Charles Burnett is an independent filmmaker, writer, and director noted for his depiction of African-American family life.
His films are emotionally complex and subtly layered with cultural references and mythic overtones. Burnett’s works include The Horse (1973) and Killer of Sheep (1977), which the Library of Congress designated as one of twenty-five significant motion pictures included in the National Film Registry (1990). My Brother’s Wedding (1983) centers on the theme of envy and its power to warp families, and To Sleep with Anger (1990) is the story of three generations of a middle class, African-American family living in Los Angeles, whose lives are disrupted by the visit of a mysterious individual.
Burnett’s works also include several made-for-television films and documentaries: Nightjohn (1996), about a slave's risky attempt to teach an orphan slave girl to read and write, The Wedding (1998), Selma, Lord, Selma (1999), and The Blues (2002). He has lectured on the nature of independent filmmaking, and has also worked as a writer, cinematographer, and assistant on the productions of other filmmakers.

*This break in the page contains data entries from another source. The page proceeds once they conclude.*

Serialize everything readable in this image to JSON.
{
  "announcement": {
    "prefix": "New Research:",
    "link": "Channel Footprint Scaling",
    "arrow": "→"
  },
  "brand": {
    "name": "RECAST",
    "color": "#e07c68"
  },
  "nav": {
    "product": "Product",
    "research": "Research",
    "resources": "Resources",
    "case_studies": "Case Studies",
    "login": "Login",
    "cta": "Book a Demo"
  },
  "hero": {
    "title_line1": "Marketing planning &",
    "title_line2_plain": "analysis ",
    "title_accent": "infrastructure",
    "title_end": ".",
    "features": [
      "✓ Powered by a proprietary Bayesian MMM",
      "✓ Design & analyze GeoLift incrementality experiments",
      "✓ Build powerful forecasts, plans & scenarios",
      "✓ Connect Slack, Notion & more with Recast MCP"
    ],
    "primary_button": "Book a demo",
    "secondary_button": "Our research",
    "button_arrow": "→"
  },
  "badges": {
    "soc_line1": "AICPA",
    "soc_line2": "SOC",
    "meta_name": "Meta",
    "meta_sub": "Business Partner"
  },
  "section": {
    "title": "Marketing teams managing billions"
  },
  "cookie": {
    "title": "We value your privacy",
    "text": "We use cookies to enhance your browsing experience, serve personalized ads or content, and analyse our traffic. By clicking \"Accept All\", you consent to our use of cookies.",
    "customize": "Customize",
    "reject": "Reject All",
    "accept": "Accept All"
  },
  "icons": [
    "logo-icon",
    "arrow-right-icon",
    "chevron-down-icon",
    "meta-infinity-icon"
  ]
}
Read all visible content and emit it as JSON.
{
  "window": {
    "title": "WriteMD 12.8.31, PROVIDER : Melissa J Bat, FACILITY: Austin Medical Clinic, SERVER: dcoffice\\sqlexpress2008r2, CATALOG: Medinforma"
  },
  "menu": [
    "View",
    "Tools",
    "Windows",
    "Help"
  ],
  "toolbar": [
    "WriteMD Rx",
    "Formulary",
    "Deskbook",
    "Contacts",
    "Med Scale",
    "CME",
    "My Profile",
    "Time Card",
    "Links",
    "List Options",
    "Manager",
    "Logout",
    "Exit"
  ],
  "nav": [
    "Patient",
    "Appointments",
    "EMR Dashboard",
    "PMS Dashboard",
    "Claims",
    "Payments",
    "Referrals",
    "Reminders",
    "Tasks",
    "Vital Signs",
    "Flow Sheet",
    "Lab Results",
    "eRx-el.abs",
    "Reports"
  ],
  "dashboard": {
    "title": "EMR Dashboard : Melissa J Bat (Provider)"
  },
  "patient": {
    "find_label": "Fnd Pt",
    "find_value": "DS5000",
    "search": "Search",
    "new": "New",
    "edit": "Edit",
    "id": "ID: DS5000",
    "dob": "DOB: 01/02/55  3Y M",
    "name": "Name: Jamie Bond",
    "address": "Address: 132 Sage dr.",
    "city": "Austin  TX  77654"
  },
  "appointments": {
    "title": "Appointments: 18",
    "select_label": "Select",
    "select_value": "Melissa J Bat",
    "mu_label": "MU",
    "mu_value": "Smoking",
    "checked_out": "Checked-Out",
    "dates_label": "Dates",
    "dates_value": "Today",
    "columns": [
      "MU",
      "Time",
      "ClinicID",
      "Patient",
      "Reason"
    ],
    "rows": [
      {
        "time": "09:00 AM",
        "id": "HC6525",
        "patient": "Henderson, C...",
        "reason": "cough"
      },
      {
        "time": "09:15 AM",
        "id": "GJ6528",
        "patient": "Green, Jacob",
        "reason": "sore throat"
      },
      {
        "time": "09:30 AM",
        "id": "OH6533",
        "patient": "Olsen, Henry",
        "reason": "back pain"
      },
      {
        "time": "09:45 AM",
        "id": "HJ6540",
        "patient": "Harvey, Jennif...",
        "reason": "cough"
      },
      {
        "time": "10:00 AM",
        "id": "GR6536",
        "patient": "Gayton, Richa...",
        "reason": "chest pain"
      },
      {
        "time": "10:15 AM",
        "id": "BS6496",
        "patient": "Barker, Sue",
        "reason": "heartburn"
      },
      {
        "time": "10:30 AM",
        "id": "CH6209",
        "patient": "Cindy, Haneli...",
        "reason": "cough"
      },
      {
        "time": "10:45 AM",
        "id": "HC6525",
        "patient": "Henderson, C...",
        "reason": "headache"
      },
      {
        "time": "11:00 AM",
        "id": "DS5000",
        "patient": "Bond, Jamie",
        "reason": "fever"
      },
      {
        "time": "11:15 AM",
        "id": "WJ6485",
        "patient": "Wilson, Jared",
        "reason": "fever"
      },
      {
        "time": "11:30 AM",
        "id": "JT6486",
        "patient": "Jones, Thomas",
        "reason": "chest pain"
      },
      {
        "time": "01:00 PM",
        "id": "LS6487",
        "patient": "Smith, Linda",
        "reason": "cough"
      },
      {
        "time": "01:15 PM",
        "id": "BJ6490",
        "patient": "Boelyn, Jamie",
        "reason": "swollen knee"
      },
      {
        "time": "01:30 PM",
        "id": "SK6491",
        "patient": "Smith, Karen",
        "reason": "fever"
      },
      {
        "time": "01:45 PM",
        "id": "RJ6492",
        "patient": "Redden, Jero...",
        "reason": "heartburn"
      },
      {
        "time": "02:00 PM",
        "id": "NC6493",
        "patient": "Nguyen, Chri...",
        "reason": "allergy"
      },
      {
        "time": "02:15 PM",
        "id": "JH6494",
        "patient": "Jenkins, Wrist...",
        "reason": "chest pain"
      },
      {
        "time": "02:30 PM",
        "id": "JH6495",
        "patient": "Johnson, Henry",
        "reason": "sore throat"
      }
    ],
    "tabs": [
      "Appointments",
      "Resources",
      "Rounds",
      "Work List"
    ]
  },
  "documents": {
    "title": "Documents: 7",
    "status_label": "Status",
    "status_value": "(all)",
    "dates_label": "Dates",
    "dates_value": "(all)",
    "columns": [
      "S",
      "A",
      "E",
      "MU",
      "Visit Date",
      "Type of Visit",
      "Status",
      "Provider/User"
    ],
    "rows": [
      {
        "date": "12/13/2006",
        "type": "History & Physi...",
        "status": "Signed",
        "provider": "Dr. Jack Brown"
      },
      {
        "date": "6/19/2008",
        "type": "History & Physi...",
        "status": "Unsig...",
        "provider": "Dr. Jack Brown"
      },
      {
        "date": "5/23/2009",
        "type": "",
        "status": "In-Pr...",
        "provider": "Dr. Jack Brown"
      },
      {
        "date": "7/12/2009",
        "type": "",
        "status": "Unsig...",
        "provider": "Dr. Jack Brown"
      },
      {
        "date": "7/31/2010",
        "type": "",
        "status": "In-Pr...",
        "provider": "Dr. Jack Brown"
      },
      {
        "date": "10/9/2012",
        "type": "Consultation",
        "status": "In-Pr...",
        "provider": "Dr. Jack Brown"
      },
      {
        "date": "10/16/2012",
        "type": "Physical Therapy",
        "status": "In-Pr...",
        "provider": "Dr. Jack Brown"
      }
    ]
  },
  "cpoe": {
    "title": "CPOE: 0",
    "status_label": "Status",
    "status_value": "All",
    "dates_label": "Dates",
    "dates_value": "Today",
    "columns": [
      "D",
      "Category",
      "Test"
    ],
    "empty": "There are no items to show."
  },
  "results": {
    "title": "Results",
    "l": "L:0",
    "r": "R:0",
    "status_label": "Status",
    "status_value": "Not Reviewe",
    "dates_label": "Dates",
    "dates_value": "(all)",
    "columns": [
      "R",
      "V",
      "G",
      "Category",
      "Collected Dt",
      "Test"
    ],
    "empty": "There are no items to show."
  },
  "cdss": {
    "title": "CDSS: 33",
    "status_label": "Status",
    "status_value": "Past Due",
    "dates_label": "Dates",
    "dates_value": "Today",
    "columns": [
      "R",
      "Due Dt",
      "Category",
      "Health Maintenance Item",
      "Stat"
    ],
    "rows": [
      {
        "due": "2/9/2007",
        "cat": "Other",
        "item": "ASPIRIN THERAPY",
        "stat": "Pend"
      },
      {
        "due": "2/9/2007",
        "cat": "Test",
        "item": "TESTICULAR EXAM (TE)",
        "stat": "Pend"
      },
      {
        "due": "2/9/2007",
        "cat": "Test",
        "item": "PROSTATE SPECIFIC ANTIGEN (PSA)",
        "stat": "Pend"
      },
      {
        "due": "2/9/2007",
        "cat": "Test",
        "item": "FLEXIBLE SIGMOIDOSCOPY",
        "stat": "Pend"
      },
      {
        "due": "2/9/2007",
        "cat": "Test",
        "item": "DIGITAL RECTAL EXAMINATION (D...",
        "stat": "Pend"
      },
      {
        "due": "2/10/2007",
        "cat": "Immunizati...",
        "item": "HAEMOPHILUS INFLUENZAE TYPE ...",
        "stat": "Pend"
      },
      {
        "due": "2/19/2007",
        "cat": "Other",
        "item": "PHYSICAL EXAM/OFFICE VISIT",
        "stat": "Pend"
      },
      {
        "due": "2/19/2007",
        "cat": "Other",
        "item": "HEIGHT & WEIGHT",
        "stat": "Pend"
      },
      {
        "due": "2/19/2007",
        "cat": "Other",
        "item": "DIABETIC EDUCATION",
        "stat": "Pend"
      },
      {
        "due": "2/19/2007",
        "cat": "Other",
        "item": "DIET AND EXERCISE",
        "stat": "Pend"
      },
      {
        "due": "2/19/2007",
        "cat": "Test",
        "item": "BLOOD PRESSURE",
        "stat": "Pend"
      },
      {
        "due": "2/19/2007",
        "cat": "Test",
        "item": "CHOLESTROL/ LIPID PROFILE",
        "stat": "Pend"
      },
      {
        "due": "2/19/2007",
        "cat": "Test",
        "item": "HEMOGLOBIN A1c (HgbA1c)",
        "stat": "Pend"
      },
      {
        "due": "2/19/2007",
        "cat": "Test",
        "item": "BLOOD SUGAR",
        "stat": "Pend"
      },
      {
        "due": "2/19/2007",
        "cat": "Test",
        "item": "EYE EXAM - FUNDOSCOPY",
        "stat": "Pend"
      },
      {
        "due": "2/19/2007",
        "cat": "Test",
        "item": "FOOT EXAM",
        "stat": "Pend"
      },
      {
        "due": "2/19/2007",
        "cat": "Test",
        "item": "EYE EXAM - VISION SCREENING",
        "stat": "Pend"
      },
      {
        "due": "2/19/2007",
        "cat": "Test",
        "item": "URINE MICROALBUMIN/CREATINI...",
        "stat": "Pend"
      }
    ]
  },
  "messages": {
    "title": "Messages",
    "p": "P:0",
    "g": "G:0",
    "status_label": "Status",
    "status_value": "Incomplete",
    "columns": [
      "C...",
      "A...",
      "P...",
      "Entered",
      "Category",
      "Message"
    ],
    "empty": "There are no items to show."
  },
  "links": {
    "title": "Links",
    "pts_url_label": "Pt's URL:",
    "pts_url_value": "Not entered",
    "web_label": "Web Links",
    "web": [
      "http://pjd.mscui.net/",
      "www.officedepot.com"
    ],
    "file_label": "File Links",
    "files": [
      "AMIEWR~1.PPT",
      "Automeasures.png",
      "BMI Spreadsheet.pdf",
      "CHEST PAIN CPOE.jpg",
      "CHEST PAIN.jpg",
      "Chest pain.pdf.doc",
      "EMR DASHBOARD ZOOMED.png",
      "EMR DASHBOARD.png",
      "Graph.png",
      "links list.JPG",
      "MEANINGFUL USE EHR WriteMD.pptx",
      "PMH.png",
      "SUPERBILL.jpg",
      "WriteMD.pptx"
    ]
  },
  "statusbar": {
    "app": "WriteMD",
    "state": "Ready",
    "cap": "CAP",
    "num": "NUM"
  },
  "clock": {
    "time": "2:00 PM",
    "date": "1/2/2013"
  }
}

Burnett received an A.A. (1966) from Los Angeles City College, and a B.A. (1970) and an M.F.A. (1973) from the University of California, Los Angeles.
Last updated January 1, 2005.